_Exercise brief_
Please state the number of lines in the entries below where the word "Attachment" appears. Include nothing else.
****************************************
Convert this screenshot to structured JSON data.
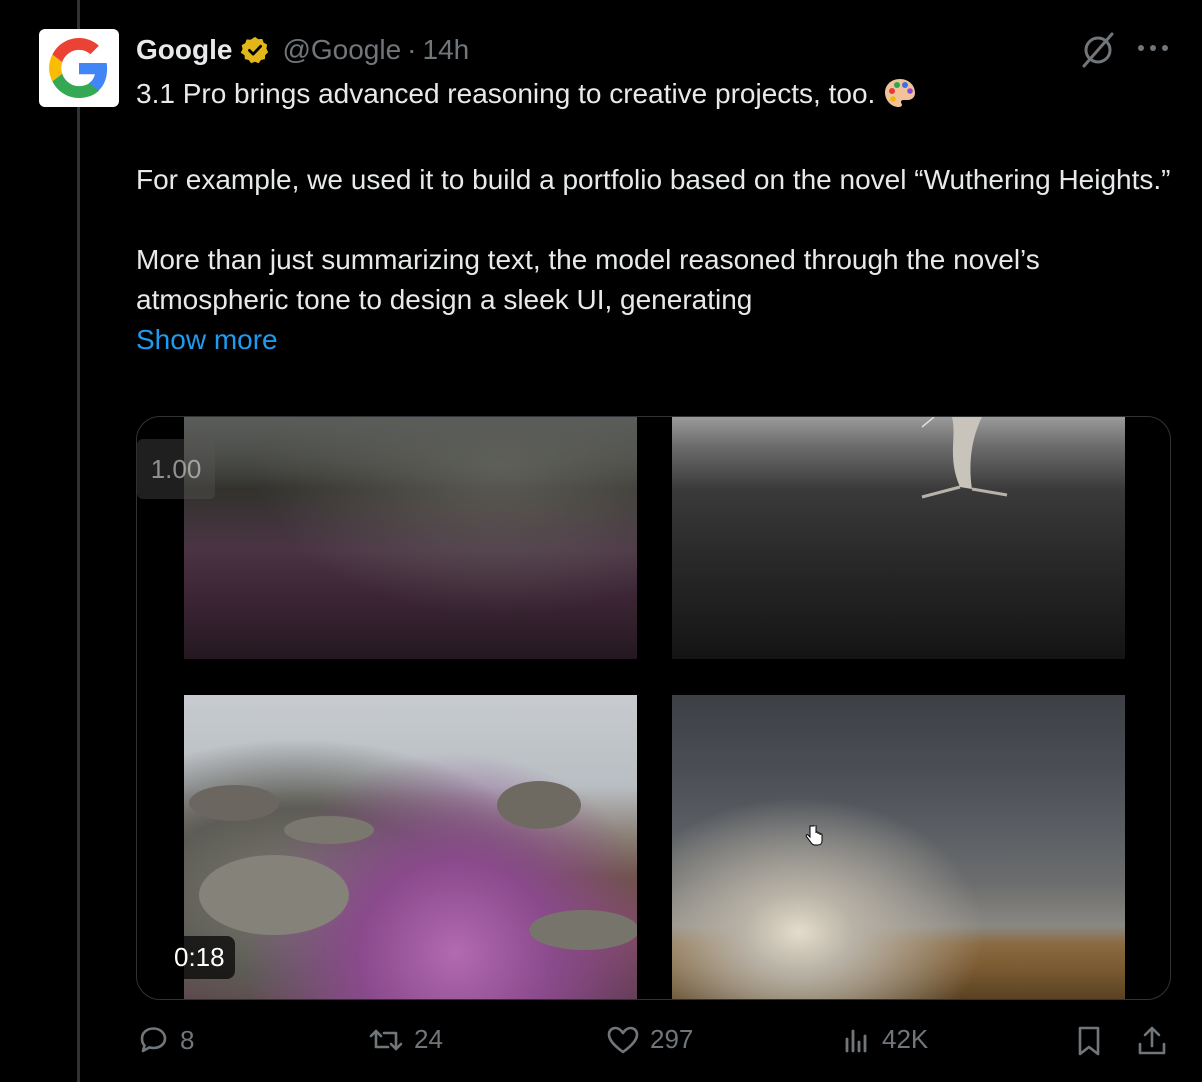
{
  "tweet": {
    "author_name": "Google",
    "handle": "@Google",
    "separator": "·",
    "time": "14h",
    "text_line1": "3.1 Pro brings advanced reasoning to creative projects, too.",
    "text_para2": "For example, we used it to build a portfolio based on the novel “Wuthering Heights.”",
    "text_para3": "More than just summarizing text, the model reasoned through the novel’s atmospheric tone to design a sleek UI, generating",
    "show_more": "Show more",
    "emoji_icon": "palette-emoji-icon"
  },
  "media": {
    "playback_speed": "1.00",
    "duration": "0:18"
  },
  "actions": {
    "replies": "8",
    "reposts": "24",
    "likes": "297",
    "views": "42K"
  },
  "colors": {
    "background": "#000000",
    "text": "#e7e9ea",
    "muted": "#71767b",
    "link": "#1d9bf0",
    "verified_badge": "#e2b719"
  }
}
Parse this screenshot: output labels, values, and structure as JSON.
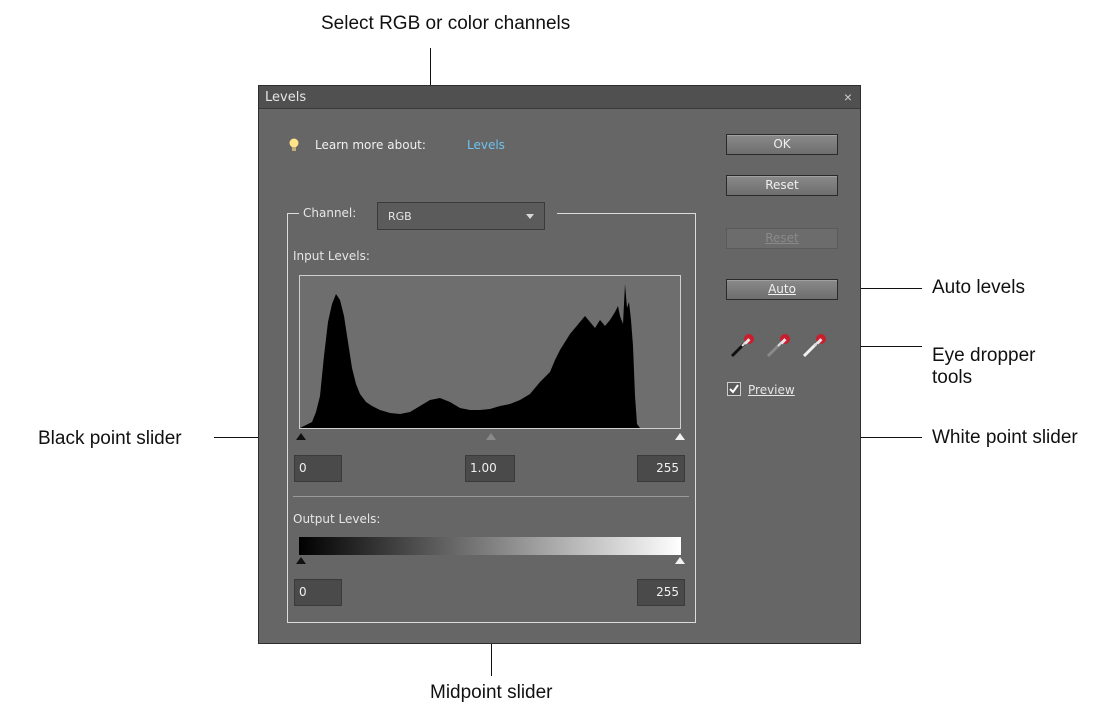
{
  "callouts": {
    "select_channels": "Select RGB or color channels",
    "auto_levels": "Auto levels",
    "eye_dropper": "Eye dropper\ntools",
    "black_point": "Black point slider",
    "white_point": "White point slider",
    "midpoint": "Midpoint slider"
  },
  "dialog": {
    "title": "Levels",
    "close_glyph": "×",
    "learn_more_prefix": "Learn more about:",
    "learn_more_link": "Levels",
    "channel_label": "Channel:",
    "channel_value": "RGB",
    "input_levels_label": "Input Levels:",
    "output_levels_label": "Output Levels:",
    "input_black": "0",
    "input_mid": "1.00",
    "input_white": "255",
    "output_black": "0",
    "output_white": "255",
    "buttons": {
      "ok": "OK",
      "reset": "Reset",
      "reset_disabled": "Reset",
      "auto": "Auto"
    },
    "preview_label": "Preview",
    "preview_checked": true,
    "colors": {
      "dialog_bg": "#666666",
      "link": "#6fc3f0",
      "histogram_bg": "#6e6e6e",
      "dropper_red": "#c81e2e"
    }
  }
}
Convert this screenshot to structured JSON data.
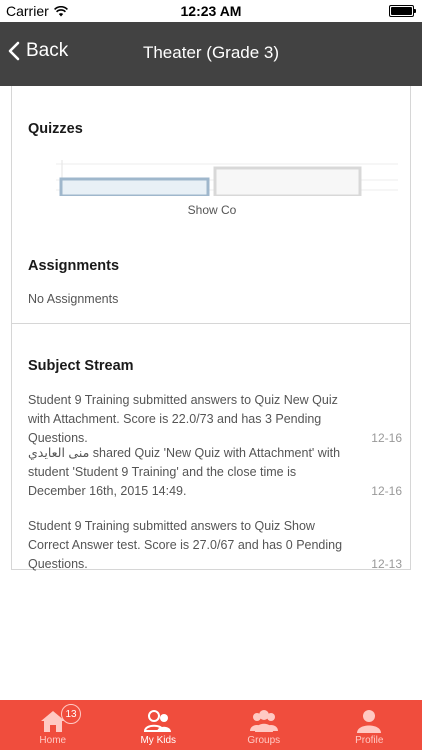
{
  "status_bar": {
    "carrier": "Carrier",
    "time": "12:23 AM"
  },
  "nav": {
    "back_label": "Back",
    "title": "Theater (Grade 3)"
  },
  "quizzes": {
    "title": "Quizzes",
    "chart_data": {
      "type": "bar",
      "categories": [
        "Show Co"
      ],
      "visible_label": "Show Co"
    }
  },
  "assignments": {
    "title": "Assignments",
    "empty_text": "No Assignments"
  },
  "stream": {
    "title": "Subject Stream",
    "items": [
      {
        "text": "Student 9 Training submitted answers to Quiz New Quiz with Attachment. Score is 22.0/73 and has 3 Pending Questions.",
        "date": "12-16"
      },
      {
        "text": "منى العايدي shared Quiz 'New Quiz with Attachment' with student 'Student 9 Training' and the close time is December 16th, 2015 14:49.",
        "date": "12-16"
      },
      {
        "text": "Student 9 Training submitted answers to Quiz Show Correct Answer test. Score is 27.0/67 and has 0 Pending Questions.",
        "date": "12-13"
      }
    ]
  },
  "tabs": [
    {
      "label": "Home",
      "icon": "home-icon",
      "badge": "13"
    },
    {
      "label": "My Kids",
      "icon": "kids-icon"
    },
    {
      "label": "Groups",
      "icon": "groups-icon"
    },
    {
      "label": "Profile",
      "icon": "profile-icon"
    }
  ],
  "colors": {
    "nav_bg": "#424242",
    "tab_bg": "#f04d3d",
    "tab_inactive": "#ffc9c3"
  }
}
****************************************
_Answer to this exercise_
2